→ **Extracted material**
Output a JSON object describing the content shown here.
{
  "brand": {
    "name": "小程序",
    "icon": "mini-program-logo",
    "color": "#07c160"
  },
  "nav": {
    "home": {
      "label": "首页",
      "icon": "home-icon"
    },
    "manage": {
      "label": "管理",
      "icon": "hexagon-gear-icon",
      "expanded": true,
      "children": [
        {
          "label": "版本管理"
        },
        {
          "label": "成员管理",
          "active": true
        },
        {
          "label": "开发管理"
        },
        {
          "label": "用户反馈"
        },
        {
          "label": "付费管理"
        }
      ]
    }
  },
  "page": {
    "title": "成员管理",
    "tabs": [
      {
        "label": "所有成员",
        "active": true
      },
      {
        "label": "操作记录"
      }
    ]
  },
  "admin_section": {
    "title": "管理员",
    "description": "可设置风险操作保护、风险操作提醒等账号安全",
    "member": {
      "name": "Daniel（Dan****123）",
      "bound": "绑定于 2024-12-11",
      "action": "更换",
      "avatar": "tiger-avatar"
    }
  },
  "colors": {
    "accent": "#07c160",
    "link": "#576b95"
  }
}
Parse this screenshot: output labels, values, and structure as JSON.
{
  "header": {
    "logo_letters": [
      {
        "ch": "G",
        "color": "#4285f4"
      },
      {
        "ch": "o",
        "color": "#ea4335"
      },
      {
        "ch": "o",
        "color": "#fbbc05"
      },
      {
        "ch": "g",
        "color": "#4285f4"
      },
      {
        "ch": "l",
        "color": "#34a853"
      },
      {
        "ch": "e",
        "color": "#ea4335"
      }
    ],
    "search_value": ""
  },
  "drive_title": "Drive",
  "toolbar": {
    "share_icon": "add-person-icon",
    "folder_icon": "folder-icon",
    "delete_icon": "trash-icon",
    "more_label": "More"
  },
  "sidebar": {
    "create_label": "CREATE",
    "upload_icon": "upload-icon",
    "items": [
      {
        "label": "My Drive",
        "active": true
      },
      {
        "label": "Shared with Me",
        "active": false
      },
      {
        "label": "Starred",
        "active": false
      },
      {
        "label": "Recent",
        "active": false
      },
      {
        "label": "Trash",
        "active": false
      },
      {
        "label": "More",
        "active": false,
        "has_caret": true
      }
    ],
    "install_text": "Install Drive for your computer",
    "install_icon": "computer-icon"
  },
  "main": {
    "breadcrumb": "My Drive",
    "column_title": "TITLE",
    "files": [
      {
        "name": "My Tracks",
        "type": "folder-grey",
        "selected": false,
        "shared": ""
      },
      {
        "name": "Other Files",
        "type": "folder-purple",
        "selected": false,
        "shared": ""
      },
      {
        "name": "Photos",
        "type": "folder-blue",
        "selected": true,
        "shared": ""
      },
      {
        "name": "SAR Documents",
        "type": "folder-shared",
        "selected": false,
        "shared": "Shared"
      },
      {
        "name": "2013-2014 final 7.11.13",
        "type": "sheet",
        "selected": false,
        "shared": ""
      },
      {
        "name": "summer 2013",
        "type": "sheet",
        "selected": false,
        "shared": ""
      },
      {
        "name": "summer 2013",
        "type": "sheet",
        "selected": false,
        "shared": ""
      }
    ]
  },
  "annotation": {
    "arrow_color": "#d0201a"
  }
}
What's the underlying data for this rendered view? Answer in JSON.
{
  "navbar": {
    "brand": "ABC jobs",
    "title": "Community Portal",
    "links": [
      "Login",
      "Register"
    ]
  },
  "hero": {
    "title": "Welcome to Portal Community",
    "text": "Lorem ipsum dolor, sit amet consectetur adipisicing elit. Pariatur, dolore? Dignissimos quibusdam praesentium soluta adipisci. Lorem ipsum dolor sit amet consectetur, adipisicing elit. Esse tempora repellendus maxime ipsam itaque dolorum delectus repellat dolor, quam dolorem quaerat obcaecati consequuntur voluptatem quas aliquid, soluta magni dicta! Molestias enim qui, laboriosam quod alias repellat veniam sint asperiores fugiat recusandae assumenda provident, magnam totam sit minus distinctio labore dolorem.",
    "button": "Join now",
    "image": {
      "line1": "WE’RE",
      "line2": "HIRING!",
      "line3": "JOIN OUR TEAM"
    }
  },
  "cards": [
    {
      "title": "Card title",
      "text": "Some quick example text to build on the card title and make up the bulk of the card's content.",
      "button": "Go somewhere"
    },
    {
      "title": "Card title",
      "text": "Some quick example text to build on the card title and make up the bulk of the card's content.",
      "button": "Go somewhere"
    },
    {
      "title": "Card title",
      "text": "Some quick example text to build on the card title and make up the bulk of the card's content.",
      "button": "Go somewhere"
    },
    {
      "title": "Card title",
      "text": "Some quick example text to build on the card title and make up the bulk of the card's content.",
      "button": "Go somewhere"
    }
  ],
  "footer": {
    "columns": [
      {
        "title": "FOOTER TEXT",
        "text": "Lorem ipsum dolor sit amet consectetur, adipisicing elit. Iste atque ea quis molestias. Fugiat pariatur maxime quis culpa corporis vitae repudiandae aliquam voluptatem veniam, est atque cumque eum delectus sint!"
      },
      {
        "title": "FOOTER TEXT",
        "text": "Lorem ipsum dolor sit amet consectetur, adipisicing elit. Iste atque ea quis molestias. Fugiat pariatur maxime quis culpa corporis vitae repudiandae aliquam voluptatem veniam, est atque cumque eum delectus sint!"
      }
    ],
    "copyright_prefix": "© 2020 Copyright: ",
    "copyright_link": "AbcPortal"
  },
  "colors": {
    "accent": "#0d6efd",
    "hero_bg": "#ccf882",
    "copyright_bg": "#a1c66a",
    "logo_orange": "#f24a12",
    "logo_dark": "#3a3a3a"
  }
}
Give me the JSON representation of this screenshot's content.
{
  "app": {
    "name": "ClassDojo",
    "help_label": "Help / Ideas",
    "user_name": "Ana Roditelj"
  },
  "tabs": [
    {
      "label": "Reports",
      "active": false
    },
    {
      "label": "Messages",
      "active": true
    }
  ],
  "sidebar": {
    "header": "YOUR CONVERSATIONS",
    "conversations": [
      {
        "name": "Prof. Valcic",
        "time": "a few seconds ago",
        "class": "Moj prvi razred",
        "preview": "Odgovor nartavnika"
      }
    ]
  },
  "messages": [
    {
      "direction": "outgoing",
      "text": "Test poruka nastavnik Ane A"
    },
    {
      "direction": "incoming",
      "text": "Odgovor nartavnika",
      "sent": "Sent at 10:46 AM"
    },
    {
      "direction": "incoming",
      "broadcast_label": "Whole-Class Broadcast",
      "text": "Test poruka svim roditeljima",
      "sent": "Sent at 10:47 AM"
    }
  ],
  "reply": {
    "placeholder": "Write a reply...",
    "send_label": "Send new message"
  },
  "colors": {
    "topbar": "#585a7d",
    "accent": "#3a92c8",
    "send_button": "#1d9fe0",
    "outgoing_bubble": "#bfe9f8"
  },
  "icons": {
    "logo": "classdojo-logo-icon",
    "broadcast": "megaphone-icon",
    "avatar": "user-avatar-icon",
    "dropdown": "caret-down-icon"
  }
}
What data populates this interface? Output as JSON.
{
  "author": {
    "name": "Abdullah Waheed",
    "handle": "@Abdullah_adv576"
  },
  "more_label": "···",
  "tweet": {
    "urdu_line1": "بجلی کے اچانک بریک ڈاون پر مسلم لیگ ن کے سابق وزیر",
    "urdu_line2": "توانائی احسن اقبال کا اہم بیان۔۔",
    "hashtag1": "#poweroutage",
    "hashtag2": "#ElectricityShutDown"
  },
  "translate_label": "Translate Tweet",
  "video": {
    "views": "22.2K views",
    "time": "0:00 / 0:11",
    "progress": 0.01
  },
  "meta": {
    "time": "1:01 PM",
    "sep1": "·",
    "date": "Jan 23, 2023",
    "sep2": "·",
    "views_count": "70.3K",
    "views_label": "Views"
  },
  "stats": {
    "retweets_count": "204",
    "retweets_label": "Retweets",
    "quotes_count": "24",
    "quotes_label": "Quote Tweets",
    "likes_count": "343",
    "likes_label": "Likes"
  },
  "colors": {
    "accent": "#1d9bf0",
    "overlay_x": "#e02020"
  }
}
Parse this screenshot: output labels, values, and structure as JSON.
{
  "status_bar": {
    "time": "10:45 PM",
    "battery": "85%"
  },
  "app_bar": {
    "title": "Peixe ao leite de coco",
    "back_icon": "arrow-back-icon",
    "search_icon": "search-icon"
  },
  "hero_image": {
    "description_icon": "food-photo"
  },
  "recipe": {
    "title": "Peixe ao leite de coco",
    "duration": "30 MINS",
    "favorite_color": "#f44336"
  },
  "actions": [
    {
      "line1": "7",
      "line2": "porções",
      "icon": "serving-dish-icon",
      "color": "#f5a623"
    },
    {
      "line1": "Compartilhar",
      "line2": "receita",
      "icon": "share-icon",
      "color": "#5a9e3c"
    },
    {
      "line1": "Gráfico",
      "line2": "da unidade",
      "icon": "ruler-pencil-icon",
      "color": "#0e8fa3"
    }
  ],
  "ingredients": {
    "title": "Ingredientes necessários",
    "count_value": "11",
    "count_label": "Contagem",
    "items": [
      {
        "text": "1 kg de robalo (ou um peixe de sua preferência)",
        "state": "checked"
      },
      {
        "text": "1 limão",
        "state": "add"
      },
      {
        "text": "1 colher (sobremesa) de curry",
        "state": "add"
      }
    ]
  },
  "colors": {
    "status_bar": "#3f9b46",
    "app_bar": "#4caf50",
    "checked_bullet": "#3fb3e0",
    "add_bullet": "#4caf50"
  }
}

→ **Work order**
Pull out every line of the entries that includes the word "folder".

→ **Solution for this exercise**
    "folder_icon": "folder-icon",
        "type": "folder-grey",
        "type": "folder-purple",
        "type": "folder-blue",
        "type": "folder-shared",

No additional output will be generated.